Brief:
What are the lines, copied exactly, from the one containing "Give me the" through the final line of the material? Leave the pictures out.
===== Records for processing =====
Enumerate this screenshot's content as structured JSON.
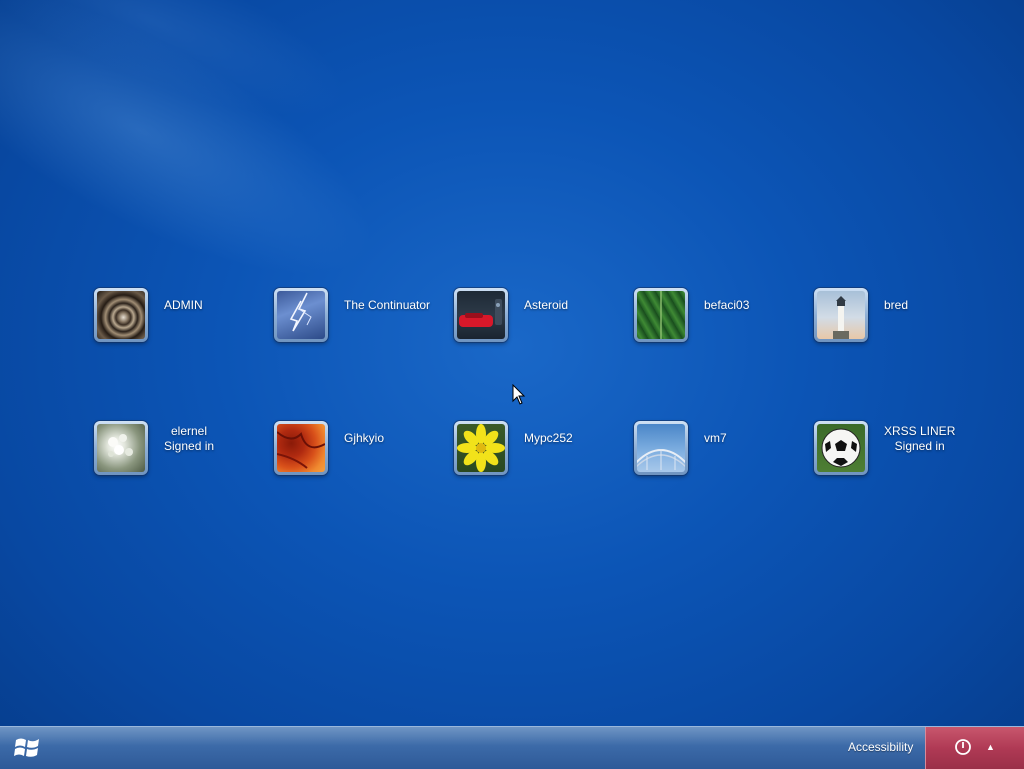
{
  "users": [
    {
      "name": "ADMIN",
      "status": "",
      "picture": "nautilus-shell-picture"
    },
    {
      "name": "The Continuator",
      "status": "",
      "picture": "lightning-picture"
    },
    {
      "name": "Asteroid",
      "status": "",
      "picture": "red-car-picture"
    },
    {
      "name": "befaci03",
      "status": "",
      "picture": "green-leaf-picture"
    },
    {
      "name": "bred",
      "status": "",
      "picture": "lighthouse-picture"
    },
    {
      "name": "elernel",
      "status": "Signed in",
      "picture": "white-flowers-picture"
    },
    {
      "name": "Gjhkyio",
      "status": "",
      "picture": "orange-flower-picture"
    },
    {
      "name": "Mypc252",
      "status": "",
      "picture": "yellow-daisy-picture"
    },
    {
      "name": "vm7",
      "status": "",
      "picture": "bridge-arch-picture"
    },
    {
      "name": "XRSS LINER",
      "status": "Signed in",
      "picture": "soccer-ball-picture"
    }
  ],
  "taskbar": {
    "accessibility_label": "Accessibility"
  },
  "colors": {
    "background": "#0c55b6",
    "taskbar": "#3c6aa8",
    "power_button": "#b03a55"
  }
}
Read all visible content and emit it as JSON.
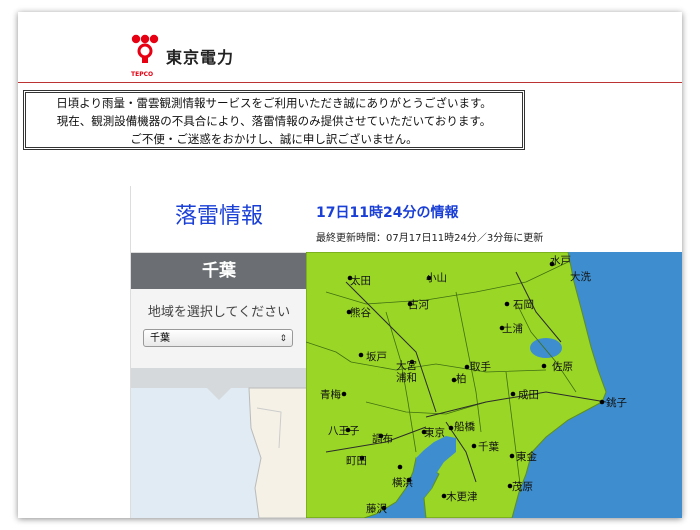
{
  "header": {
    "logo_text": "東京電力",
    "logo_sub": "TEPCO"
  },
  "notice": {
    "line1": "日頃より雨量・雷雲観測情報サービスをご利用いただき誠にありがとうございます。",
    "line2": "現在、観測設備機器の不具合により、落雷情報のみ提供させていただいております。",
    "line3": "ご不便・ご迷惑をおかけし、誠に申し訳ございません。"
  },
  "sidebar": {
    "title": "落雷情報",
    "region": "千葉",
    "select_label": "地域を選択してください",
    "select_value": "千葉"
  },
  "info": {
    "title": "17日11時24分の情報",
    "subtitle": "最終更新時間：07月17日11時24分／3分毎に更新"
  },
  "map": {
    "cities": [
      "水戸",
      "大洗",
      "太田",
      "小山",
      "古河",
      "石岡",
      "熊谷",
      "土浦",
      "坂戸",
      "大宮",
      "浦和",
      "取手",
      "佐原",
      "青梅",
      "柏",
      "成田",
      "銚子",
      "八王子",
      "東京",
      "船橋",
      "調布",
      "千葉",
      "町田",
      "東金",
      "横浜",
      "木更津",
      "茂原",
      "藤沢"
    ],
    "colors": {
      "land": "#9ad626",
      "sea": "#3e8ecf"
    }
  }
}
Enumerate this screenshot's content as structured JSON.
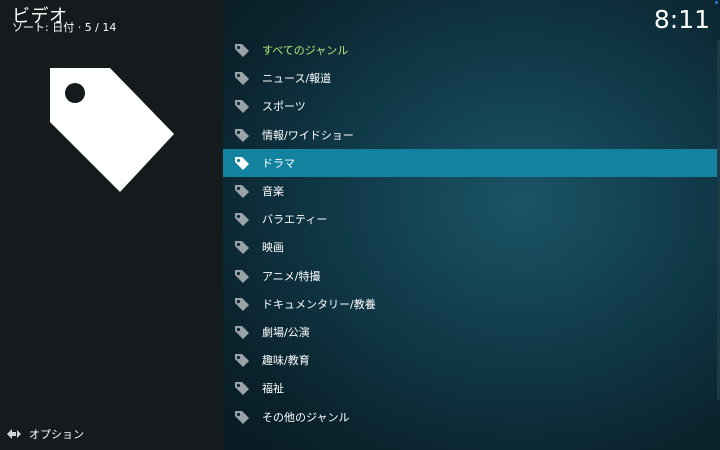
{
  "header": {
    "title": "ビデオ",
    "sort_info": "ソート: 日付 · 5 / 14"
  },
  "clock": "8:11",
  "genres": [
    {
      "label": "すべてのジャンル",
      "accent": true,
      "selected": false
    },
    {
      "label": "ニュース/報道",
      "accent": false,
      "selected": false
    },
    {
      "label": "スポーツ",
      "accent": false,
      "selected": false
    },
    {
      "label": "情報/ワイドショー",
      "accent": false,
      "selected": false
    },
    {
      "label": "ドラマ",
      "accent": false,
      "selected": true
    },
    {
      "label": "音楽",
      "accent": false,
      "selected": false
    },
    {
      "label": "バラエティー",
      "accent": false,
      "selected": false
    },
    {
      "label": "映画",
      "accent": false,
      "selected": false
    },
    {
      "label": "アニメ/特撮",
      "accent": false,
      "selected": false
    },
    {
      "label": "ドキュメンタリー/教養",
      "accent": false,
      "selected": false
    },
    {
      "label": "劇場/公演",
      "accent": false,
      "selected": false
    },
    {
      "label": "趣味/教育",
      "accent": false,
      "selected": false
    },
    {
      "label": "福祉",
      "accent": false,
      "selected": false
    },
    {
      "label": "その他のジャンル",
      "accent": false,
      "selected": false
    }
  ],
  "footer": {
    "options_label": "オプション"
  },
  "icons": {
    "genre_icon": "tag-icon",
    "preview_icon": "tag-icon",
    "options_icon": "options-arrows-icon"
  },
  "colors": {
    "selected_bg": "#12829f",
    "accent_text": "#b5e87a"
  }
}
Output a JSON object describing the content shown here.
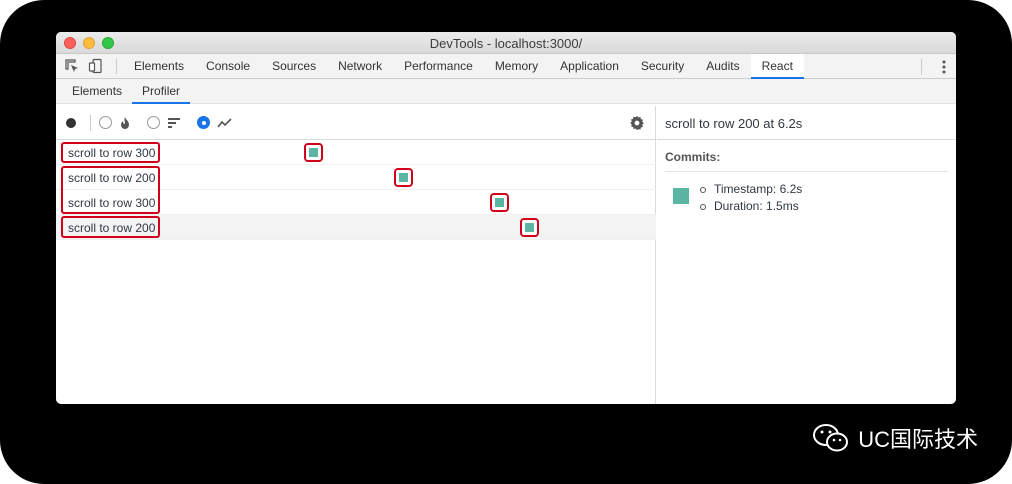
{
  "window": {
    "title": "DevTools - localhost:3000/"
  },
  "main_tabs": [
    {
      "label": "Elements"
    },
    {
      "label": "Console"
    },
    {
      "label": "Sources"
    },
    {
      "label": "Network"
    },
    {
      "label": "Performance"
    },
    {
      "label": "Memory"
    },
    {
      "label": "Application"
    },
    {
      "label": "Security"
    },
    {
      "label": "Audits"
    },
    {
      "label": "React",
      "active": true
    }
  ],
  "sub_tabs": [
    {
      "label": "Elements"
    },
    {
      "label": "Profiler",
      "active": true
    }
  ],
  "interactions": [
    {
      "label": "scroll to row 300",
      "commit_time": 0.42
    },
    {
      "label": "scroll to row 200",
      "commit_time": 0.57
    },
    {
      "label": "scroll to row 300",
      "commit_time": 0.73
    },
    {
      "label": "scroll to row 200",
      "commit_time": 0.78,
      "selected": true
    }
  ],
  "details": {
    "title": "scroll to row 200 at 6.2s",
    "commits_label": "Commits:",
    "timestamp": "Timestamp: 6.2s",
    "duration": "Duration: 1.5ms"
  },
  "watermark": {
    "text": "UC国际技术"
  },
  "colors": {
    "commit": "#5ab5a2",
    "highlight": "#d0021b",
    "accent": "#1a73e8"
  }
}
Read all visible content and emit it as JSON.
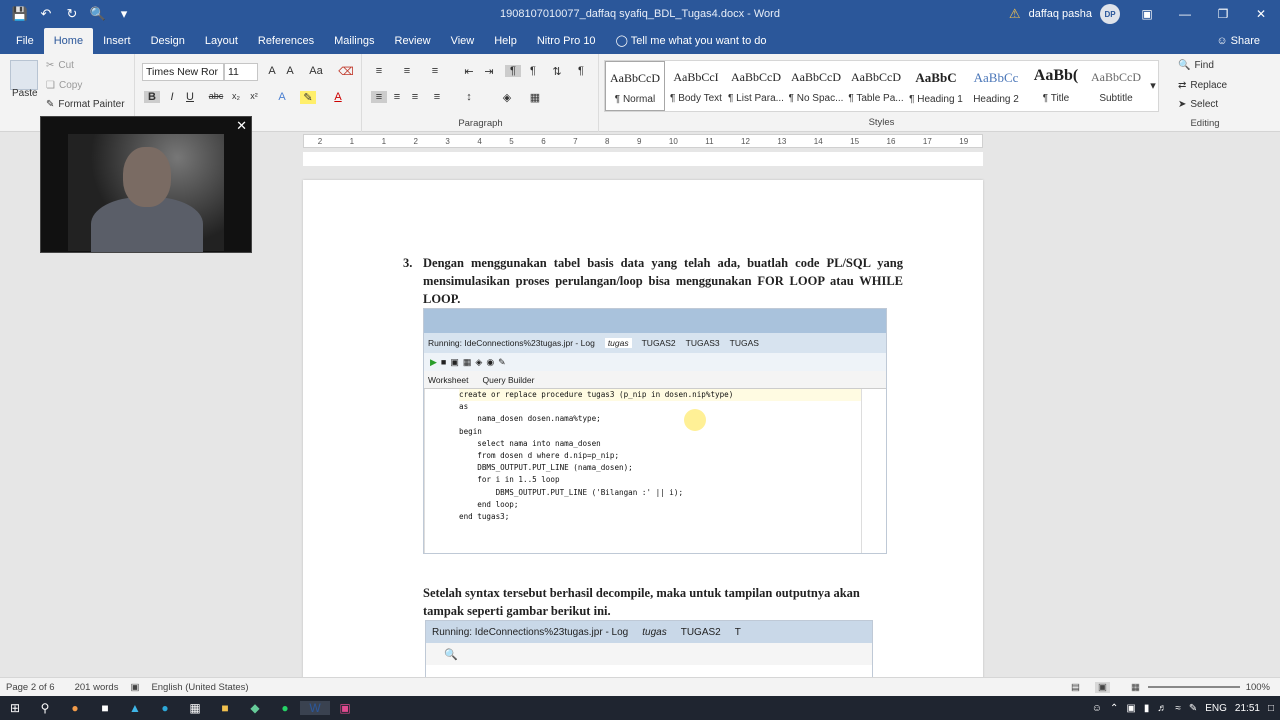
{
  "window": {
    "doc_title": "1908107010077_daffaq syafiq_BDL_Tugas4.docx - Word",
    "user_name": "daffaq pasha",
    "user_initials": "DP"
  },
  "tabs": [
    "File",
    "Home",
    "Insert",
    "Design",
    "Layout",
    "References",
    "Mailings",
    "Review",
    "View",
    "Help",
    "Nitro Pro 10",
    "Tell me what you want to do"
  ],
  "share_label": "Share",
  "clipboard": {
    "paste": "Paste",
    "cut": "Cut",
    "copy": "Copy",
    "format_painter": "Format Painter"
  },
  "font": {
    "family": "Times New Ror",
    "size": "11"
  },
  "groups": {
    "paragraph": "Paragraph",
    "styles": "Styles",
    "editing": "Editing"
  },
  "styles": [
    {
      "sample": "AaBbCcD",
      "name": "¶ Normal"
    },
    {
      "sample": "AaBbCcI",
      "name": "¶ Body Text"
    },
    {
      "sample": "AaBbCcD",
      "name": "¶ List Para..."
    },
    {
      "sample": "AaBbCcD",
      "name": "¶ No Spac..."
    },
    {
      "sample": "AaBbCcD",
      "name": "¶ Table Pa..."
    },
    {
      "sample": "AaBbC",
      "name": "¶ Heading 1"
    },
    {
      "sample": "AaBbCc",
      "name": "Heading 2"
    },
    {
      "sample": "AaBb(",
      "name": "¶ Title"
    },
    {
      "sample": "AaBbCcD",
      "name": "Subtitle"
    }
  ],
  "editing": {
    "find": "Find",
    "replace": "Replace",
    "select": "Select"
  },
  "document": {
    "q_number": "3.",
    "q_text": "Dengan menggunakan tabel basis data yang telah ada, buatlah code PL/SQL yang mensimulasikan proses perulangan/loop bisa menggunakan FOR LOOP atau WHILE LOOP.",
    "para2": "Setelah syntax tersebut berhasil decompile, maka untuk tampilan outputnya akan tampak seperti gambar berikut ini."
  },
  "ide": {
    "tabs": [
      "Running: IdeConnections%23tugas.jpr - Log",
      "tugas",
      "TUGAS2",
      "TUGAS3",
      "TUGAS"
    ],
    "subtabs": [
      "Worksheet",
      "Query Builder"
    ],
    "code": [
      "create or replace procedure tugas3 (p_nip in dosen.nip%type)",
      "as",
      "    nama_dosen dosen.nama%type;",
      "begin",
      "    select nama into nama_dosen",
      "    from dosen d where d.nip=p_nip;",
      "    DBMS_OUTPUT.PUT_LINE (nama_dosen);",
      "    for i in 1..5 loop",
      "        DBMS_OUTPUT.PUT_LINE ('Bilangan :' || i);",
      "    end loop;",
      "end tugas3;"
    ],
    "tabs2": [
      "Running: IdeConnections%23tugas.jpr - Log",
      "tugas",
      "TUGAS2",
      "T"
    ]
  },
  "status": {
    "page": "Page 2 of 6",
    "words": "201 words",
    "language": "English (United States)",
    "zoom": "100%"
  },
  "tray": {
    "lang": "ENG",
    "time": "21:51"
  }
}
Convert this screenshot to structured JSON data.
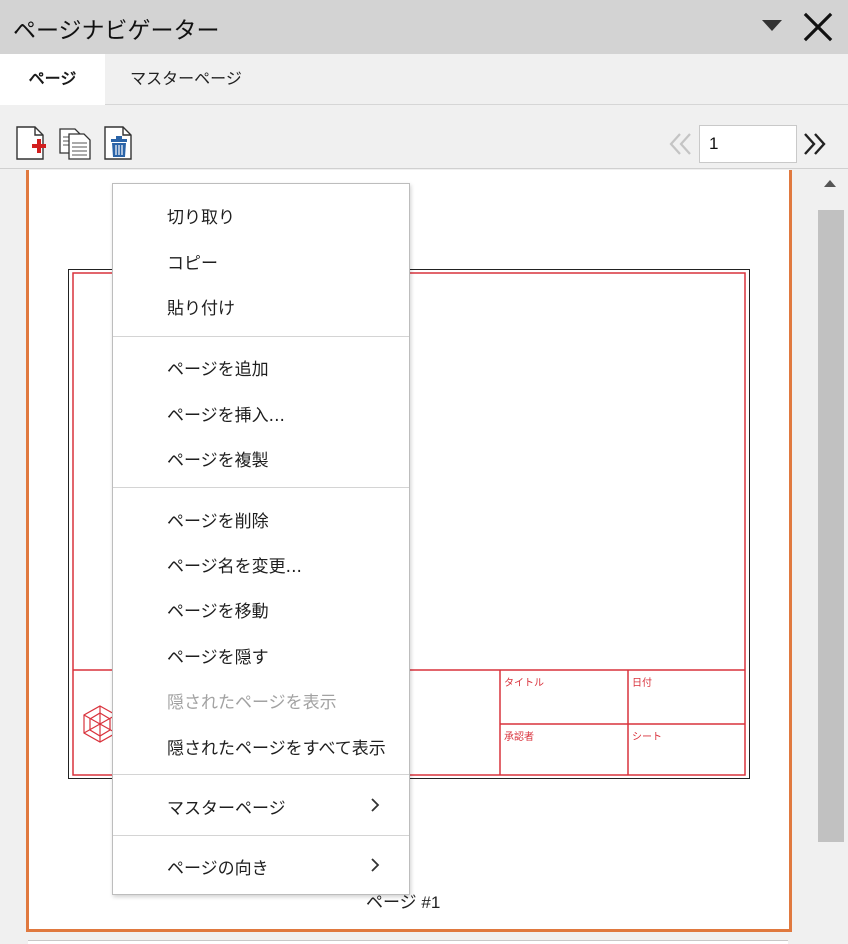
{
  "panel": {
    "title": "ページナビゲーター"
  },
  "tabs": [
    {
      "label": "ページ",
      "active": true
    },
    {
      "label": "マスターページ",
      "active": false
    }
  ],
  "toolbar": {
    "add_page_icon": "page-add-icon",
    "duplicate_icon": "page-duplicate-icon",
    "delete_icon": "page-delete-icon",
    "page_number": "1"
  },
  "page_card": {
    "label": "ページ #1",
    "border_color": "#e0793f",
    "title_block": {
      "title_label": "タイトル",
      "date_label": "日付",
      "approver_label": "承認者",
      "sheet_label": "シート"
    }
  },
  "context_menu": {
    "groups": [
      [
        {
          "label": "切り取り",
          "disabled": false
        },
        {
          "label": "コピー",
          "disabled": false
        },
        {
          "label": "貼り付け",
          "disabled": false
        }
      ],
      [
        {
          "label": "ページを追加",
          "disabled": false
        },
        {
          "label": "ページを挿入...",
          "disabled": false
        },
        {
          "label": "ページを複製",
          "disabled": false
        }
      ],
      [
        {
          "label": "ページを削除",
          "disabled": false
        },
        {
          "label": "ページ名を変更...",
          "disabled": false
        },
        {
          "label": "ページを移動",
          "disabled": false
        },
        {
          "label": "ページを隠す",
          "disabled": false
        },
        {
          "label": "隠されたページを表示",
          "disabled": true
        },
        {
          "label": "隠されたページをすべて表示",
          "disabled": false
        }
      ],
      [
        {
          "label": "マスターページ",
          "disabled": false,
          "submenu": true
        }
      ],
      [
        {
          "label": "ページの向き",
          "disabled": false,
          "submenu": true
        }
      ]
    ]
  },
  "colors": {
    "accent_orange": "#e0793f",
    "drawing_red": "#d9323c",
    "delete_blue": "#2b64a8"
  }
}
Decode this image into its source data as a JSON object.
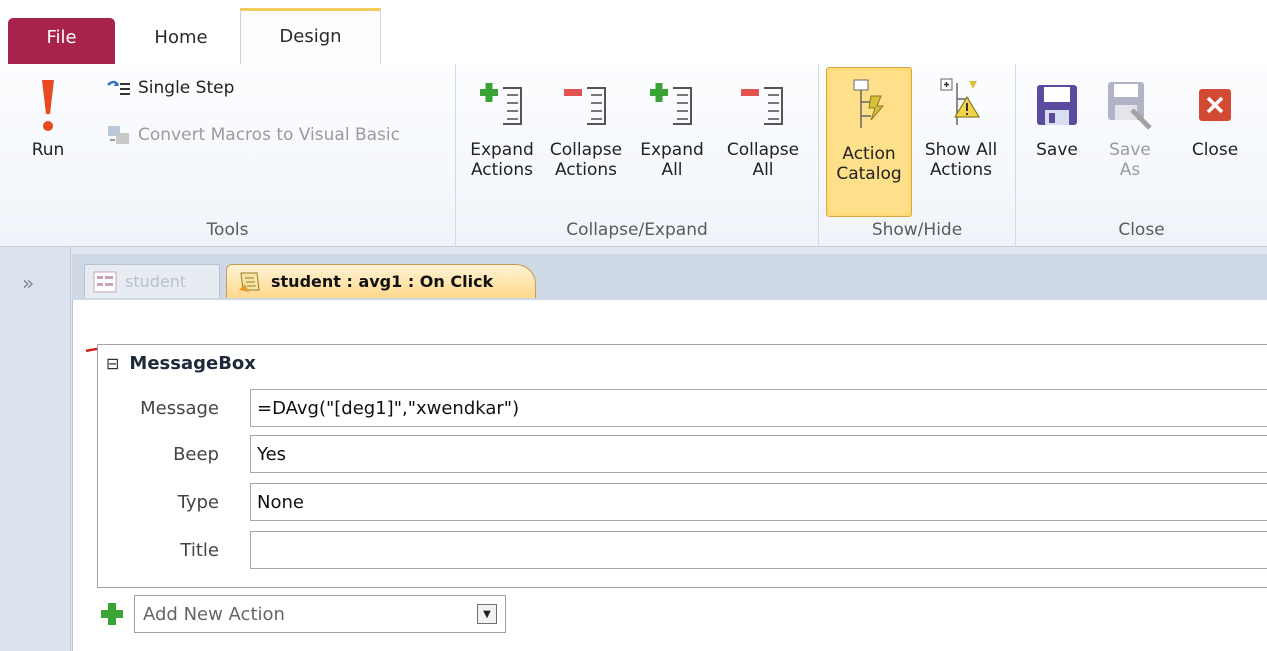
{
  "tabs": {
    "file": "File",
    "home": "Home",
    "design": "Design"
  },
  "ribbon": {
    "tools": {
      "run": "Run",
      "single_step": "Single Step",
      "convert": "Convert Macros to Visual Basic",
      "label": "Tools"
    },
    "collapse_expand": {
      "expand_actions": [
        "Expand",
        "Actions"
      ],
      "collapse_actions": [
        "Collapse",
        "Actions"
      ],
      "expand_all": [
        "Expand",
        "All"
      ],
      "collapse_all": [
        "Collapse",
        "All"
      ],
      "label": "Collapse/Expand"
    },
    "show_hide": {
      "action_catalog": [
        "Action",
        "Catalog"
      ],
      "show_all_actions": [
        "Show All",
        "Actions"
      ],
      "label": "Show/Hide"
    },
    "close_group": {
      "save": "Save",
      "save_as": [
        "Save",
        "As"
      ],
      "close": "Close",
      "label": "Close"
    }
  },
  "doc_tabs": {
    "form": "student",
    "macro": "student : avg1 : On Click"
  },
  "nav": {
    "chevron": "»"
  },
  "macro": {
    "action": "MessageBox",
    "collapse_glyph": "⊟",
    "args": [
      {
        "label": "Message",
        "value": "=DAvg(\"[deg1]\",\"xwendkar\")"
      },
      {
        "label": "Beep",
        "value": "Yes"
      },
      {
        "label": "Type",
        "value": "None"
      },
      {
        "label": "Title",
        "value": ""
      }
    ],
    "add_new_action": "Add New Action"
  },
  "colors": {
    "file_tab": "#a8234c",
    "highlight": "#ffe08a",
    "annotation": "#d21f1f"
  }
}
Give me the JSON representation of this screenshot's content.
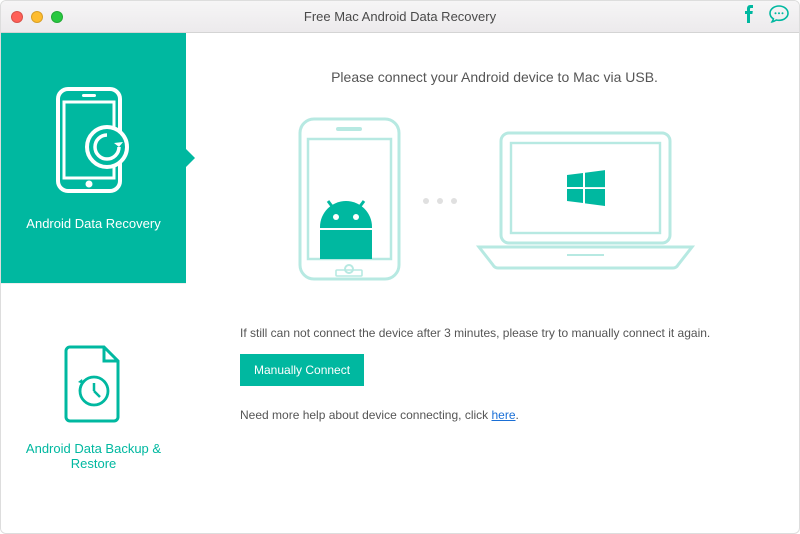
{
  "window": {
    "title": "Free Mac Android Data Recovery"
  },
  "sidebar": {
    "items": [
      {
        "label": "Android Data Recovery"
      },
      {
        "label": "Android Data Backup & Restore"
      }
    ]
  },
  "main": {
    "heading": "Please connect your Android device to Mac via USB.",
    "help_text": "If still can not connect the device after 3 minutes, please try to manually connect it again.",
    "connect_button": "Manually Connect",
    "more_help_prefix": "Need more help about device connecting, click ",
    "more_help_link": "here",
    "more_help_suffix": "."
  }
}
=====
Answer space:
Give me the JSON representation of this screenshot's content.
{
  "window": {
    "title": "Free Mac Android Data Recovery"
  },
  "sidebar": {
    "items": [
      {
        "label": "Android Data Recovery"
      },
      {
        "label": "Android Data Backup & Restore"
      }
    ]
  },
  "main": {
    "heading": "Please connect your Android device to Mac via USB.",
    "help_text": "If still can not connect the device after 3 minutes, please try to manually connect it again.",
    "connect_button": "Manually Connect",
    "more_help_prefix": "Need more help about device connecting, click ",
    "more_help_link": "here",
    "more_help_suffix": "."
  }
}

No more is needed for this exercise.